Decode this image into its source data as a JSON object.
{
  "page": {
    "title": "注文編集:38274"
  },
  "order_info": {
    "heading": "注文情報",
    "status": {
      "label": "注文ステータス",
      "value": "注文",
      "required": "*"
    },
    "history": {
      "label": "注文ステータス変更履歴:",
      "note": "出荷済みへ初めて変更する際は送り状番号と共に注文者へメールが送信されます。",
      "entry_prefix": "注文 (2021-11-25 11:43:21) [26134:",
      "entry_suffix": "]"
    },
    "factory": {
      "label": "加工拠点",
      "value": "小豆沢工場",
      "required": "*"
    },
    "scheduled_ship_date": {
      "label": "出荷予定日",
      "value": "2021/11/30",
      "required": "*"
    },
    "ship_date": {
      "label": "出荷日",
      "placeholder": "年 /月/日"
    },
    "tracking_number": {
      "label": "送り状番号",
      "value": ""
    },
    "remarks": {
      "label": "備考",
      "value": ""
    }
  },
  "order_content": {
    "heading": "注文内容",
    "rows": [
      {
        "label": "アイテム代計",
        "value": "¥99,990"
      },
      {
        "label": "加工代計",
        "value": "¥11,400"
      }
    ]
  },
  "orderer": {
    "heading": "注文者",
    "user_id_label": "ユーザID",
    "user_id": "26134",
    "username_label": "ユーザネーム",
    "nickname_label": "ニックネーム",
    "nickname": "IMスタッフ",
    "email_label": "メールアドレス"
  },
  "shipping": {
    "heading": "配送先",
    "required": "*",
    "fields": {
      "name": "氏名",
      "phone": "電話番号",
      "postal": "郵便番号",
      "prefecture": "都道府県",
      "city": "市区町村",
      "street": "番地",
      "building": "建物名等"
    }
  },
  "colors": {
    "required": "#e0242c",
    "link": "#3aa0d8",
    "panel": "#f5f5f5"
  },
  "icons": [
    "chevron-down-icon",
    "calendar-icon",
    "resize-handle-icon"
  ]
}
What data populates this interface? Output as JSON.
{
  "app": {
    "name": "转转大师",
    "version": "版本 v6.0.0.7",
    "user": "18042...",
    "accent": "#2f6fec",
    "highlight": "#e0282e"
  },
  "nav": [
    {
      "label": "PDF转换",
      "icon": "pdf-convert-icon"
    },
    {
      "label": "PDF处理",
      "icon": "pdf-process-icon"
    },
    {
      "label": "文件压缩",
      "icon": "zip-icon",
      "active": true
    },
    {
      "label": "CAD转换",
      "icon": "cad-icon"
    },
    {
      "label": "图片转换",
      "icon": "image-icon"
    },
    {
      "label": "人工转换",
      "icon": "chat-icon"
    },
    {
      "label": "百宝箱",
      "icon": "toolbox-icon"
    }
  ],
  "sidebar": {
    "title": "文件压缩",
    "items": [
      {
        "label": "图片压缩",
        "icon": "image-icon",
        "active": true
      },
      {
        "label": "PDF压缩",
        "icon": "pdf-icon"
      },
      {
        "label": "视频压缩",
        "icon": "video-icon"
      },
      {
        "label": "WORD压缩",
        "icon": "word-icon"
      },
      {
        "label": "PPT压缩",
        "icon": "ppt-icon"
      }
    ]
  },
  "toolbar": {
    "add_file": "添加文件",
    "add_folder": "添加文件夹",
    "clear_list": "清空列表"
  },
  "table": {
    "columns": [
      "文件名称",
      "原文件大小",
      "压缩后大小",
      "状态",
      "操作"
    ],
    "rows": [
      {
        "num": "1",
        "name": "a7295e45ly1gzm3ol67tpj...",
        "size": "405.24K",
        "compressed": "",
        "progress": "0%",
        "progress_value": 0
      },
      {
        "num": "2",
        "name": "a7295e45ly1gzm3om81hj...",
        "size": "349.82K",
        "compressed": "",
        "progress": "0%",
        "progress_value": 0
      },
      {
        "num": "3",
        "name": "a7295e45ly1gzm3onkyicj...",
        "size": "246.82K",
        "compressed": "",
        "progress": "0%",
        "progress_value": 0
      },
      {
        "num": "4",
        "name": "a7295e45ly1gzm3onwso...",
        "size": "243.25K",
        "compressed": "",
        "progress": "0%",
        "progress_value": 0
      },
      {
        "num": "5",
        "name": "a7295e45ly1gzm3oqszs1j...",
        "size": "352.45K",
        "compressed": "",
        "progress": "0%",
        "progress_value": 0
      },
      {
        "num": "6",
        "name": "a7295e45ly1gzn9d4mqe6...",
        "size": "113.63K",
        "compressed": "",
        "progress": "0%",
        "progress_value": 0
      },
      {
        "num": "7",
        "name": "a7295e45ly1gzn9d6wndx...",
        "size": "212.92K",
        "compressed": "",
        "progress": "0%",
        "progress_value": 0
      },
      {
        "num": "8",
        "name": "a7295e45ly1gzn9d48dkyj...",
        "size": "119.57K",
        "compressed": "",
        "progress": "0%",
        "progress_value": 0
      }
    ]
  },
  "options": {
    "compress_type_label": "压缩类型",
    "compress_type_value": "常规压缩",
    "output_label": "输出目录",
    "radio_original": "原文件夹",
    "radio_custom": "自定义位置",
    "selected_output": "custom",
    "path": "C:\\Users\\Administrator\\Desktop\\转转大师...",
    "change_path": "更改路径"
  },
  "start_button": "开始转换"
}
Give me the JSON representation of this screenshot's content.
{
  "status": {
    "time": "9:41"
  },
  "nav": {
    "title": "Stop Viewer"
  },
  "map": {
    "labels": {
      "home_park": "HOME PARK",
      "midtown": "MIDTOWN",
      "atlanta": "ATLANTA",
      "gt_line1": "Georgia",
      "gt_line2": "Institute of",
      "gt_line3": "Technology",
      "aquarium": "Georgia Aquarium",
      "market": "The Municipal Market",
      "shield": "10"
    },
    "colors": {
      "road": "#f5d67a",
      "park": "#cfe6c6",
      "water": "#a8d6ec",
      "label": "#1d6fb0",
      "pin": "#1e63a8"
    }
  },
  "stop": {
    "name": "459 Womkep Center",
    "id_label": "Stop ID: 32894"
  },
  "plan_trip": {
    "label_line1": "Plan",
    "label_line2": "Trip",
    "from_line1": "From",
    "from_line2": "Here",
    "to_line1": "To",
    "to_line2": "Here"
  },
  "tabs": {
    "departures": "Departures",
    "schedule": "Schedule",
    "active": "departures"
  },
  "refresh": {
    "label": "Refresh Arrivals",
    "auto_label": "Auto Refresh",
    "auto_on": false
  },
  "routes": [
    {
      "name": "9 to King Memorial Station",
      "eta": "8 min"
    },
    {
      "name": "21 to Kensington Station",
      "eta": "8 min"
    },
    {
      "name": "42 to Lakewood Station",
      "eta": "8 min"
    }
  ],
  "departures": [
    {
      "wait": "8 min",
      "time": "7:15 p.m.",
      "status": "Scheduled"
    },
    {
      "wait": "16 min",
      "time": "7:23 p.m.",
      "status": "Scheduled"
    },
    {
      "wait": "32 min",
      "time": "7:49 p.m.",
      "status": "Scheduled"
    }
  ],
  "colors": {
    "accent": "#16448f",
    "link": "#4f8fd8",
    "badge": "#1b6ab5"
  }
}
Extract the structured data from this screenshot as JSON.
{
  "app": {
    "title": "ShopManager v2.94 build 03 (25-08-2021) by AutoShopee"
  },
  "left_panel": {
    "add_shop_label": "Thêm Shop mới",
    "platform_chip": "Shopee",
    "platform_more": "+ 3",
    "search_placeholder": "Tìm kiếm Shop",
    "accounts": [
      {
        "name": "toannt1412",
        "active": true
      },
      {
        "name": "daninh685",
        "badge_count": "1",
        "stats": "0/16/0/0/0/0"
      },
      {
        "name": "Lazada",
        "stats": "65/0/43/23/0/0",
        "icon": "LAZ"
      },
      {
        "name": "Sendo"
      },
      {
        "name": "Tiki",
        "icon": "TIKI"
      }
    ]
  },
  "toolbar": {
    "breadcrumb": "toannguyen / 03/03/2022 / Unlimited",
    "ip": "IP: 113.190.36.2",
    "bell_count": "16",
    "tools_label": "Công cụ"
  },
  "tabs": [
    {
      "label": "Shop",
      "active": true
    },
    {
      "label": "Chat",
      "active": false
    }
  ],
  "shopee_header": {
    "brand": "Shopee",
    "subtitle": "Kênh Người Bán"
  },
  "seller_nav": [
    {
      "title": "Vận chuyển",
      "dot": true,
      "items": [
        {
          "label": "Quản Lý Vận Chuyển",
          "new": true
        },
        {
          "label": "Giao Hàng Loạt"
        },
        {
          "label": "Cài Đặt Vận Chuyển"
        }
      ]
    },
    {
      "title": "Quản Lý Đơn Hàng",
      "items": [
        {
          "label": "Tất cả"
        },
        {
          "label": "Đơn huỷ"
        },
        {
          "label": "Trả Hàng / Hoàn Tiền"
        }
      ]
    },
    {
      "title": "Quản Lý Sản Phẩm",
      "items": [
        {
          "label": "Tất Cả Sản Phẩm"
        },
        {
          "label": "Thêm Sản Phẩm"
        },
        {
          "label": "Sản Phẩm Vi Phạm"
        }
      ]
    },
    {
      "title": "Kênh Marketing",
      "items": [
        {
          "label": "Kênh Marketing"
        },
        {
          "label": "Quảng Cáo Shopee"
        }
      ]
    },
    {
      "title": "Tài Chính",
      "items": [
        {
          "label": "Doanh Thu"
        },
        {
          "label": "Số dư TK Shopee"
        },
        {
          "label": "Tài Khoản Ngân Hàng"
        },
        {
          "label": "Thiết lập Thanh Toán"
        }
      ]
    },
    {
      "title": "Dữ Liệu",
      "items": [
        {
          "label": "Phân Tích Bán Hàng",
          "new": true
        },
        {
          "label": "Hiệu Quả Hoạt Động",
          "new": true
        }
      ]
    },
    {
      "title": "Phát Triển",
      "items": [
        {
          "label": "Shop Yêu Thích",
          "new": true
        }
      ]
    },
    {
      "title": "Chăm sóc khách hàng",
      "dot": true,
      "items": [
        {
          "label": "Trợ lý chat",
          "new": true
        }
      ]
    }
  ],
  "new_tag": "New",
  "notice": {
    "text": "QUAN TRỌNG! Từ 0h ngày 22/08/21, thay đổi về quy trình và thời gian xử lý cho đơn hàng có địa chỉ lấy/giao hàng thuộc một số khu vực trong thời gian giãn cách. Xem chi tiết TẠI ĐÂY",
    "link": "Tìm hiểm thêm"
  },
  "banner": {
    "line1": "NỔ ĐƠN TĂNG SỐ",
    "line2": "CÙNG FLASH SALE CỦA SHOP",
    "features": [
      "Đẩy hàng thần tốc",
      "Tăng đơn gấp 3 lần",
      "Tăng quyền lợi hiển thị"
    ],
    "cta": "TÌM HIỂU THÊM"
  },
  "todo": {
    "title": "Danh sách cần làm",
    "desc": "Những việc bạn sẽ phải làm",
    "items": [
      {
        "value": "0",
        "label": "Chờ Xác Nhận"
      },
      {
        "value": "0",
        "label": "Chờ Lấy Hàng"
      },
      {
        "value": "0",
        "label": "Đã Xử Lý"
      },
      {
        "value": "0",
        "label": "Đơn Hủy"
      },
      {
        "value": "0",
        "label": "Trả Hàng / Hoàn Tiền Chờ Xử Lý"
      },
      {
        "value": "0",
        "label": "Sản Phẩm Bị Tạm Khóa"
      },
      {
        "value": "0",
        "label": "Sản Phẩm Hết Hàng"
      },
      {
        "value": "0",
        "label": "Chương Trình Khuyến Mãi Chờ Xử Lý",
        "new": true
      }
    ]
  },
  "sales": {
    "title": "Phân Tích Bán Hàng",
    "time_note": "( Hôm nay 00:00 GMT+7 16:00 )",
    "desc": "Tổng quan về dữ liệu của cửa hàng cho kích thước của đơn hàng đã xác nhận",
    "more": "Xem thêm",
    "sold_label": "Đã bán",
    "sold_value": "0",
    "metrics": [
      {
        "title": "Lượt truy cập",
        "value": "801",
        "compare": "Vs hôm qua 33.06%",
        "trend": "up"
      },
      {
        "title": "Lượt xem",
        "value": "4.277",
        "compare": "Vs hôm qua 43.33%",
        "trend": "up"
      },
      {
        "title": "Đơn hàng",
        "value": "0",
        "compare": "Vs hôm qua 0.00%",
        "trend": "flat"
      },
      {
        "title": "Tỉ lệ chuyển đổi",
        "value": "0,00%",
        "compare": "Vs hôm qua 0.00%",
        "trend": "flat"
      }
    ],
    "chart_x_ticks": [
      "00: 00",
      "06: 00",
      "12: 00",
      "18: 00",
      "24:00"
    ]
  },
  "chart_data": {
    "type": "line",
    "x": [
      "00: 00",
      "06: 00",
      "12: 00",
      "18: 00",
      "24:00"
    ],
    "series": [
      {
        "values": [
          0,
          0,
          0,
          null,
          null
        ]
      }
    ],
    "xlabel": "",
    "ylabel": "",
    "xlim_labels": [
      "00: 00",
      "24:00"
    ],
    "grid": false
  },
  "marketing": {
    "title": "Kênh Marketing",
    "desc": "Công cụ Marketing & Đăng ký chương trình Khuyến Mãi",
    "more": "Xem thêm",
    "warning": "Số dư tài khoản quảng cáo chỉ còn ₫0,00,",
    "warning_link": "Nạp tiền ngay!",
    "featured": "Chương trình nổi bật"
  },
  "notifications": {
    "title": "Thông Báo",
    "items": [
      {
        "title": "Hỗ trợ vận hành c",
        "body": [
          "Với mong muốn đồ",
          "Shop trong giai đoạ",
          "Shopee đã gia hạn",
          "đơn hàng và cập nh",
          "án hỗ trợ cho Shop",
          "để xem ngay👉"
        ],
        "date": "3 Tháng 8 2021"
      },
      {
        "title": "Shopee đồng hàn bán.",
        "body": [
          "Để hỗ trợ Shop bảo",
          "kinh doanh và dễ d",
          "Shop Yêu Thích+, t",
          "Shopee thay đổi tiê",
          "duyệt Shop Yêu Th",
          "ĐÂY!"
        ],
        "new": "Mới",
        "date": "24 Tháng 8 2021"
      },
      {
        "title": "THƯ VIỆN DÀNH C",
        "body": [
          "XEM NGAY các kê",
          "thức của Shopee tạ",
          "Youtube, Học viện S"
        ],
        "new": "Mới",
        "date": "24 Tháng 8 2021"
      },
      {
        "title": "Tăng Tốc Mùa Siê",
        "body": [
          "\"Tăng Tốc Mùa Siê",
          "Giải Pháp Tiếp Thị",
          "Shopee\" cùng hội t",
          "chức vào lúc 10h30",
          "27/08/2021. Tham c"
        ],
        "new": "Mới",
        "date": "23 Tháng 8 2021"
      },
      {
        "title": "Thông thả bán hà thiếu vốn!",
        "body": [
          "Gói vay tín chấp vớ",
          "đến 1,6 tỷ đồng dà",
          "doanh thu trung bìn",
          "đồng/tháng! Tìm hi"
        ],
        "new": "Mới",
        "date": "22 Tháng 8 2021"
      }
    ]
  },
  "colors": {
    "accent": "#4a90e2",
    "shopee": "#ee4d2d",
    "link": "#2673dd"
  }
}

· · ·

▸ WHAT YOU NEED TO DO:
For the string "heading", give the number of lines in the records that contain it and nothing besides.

▸ SOLUTION:
4